The end of the year is upon us, and we are about to embark into 2017. Given that we both did a lot of reading this past year, and had a lot of opinions about what we read, we thought that we would reveal our top picks of the year this entire week! Today I’m finishing my countdown with my top 5 favorite books of the year!
Pick Number 5: “The Girls” by Emma Cline
This book was so not what I was expecting, but that ended up being perfectly okay. The Manson Family Murders are notorious, but when we think about them we think about Manson and the girls who went to prison. We don’t really think about the girls who were left behind in the aftermath. Emma Cline decided to take this question and fictionalize it, and brought us a very sad, tense story about how we view girls in American society, and how they react to how we view them. This book raised some important questions, and it was written in a strange and beautiful way. I felt so badly for Evie, our lonely and lost protagonist, and I also felt for Suzanne, the doomed and violent friend who was on a deadly path. This book was hard to read, but so, so good.
Pick Number 4: “Hex” by Thomas Olde Heuvelt
This was a year where I read a fair amount of books about witches, and “Hex” was one of them. And damn was it good and scary. I love a good story about witches that takes the puritanical terror of it all, and “Hex” does that perfectly, and in a modern setting! The town of Black Spring has been haunted by the Black Rock Witch for hundreds of years, and they have it pretty well under control, keeping it secret from the world. So of course some dumb teenagers are resentful of having to remain silent, and decide to post about her on youtube. With horrific results. This book scared the crap out of me, keeping me up and night, yet fearing that if I stayed awake I’d see a terrible shadow in the corner. Horror fans, this book is AMAZING and you need to check it out.
Pick Number 3: “The Chilling Adventures of Sabrina: The Crucible” by Roberto Aguirre-Sacasa
Speaking of stories about witches, Roberto Aguirre-Sacasa took the classic heroine of Sabrina the Teenage Witch and turned her and her aunts into some scary as hell puritanical nightmares! I had no clue that this was going to happen when I picked this comic up, and when it became incredibly clear incredibly fast that this wasn’t going to be like any other “Archie” comic I’d ever read, I was on board one hundred percent! The artwork is beautiful and eerie, and the story puts Sabrina in the sights of an evil succubus named Madame Satan. Oh, and her aunts are cannibalistic brides of Satan. OH, and Betty and Veronica are also witches. This series is genius, and I need more of it. Now. YESTERDAY.
Pick Number 2: “The Fireman” by Joe Hill
Joe Hill is my favorite author, and I waited in abject anticipation for “The Fireman”. When it finally dropped this past spring, I was not disappointed, devouring this brick of a tome in a couple days time. Hill takes the apocalypse story and tells it from the perspective of the infected, humanizing them and also showing how scary they can be from those who sympathize towards them. His creation of the disease Dragonscale is harrowing, scary, and beautiful, and his protagonist Harper is a wonderfully well rounded heroine. And finally, his tragic character of John Rookwood, the Fireman himself, was one of my favorites of the year as well. His love for Harper was beautiful, their relationship sweet and strong. This book was just so emotionally charged, and meeting Joe Hill was the icing on the cake involving this book. Read it. It’s so good.

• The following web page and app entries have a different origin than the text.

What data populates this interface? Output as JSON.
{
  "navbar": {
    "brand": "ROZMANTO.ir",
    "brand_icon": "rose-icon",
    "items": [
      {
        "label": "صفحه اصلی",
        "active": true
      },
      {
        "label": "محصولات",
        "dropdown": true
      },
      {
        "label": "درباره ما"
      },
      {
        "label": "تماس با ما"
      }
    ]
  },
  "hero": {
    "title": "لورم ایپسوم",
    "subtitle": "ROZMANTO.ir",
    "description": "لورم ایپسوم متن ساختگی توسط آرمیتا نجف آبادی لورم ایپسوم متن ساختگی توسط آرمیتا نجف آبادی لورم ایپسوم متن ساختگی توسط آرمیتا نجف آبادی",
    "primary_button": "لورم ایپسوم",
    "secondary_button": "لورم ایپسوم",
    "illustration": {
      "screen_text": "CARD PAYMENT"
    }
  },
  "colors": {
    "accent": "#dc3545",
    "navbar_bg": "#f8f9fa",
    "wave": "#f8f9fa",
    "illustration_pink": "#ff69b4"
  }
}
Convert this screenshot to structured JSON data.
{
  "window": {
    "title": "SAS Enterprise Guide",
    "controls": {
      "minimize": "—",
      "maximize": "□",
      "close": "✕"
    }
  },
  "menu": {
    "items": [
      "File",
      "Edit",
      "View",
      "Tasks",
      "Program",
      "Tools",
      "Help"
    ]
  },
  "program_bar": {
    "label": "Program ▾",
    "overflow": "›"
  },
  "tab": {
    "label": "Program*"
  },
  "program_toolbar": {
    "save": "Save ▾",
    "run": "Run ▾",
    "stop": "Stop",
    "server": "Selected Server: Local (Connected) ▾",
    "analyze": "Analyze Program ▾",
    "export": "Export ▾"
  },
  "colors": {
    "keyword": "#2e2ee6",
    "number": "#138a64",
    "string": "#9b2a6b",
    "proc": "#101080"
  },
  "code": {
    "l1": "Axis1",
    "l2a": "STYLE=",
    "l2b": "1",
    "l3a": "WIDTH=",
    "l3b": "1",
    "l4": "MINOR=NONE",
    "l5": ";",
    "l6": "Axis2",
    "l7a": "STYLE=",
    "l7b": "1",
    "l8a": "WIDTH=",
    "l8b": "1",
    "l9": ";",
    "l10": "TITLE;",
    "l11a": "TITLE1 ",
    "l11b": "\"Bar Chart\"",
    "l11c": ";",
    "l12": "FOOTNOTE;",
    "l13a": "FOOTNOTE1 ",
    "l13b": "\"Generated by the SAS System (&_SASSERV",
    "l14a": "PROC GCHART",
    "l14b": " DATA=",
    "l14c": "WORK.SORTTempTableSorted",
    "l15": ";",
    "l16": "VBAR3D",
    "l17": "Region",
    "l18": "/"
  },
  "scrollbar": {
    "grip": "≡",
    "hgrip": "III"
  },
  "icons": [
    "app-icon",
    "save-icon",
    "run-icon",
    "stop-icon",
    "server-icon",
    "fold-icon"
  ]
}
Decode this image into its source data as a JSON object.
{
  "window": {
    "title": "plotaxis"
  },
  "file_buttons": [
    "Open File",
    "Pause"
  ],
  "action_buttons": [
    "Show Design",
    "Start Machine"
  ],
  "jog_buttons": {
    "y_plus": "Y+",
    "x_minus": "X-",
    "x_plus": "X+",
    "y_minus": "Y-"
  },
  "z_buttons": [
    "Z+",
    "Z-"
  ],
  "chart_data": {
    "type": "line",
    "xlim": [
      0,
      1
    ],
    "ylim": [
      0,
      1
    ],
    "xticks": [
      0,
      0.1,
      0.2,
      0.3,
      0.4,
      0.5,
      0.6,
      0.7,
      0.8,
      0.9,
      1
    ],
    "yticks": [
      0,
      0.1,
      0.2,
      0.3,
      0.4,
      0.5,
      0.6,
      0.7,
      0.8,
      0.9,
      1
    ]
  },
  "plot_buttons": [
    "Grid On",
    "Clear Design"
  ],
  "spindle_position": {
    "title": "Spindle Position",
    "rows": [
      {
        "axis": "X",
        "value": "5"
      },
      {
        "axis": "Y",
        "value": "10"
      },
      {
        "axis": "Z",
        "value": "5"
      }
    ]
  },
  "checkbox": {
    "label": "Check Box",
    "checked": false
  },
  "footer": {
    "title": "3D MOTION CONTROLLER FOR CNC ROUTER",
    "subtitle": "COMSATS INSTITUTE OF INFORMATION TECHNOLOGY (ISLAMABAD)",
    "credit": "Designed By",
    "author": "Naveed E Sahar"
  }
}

Pick Number 1: The “March” Trilogy by John Lewis
This personal and powerful graphic memoir is my personal favorite book of 2016. Yes, fine, it’s technically three books, but we’re going to take them as a whole. John Lewis chronicles his time in the Civil Rights Movement in these stories, and they are all so incredibly moving, resonant, and powerful that I found myself floored many times while reading. He tells not just his story, but also parts of the stories of those who were there, stories that may not be told all that often in American History. The art is also lovely, subtle and simple but still able to jump off the page and really kick you in the gut. In times like these, this story is more important than ever, and I truly and sincerely hope that educators will use this story to teach about human rights, civil rights movements, racism in America, and the power of resistance for years to come.
A very fulfilling year of reading. What were some of your favorites this year? Let us know in the comments!